How Green is Your Data?

Earth Day is the time of year when everywhere you turn it’s green. The newspaper, radio, and of course TV: several broadcasting networks are featuring special green-themed logos and programming.

So it shouldn’t have been a surprise to see thousands of “green” consumers at this year’s Go Green Expo in NYC. I had the pleasure of speaking at the conference on Saturday about Dell’s green IT strategy. While I'm usually I’m talking to CIOs and business executives about the importance of being green, this conference provided me with an opportunity to connect with another important group—data center end-users or consumers. Besides, it’s not everyday I get to follow Mariel Hemmingway or present before Nigel Barker.

Given today’s digital lifestyle, more and more consumers are becoming concerned about where their data comes from. When they access e-mail, download a video or share photos they want to utilize the greenest technology or systems.
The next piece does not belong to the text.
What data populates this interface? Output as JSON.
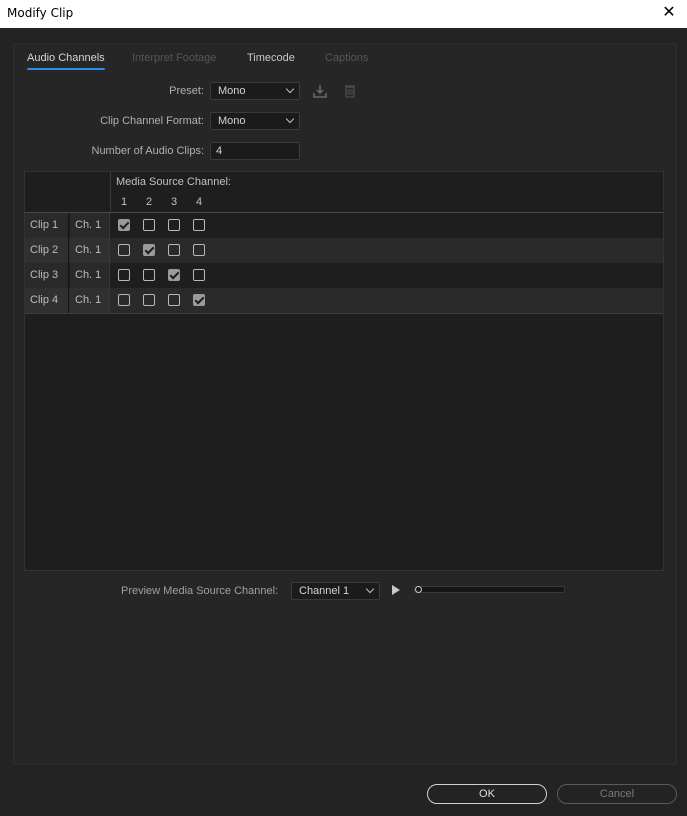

Many now realize that a simple Internet search could access a server database say in China, affecting the carbon emissions in that country. Consumers understand that someone has to power all the sheep throwing on Facebook and know that it’s better for the planet if it’s powered by green servers. The energy efficiency of our data centers is no longer just a business challenge, it’s a global, widespread issue affecting everyone. This was one of the topics I discussed during my keynote and it seemed to resonate well with the audience.

So my green data center crusade continues. This week I’m in Washington D.C. with Paul Bell, president of Dell’s Global Public-Sector, talking to federal-agency leaders and policymakers about energy-efficient IT.

I, along with others at Dell, continue to spread the word about the energy efficiency of our products, our efforts to be the greenest technology company on the planet and how we’re helping customers meet their environmental goals.

Until next time, Happy Earth Day!

About the Author: Albert Esser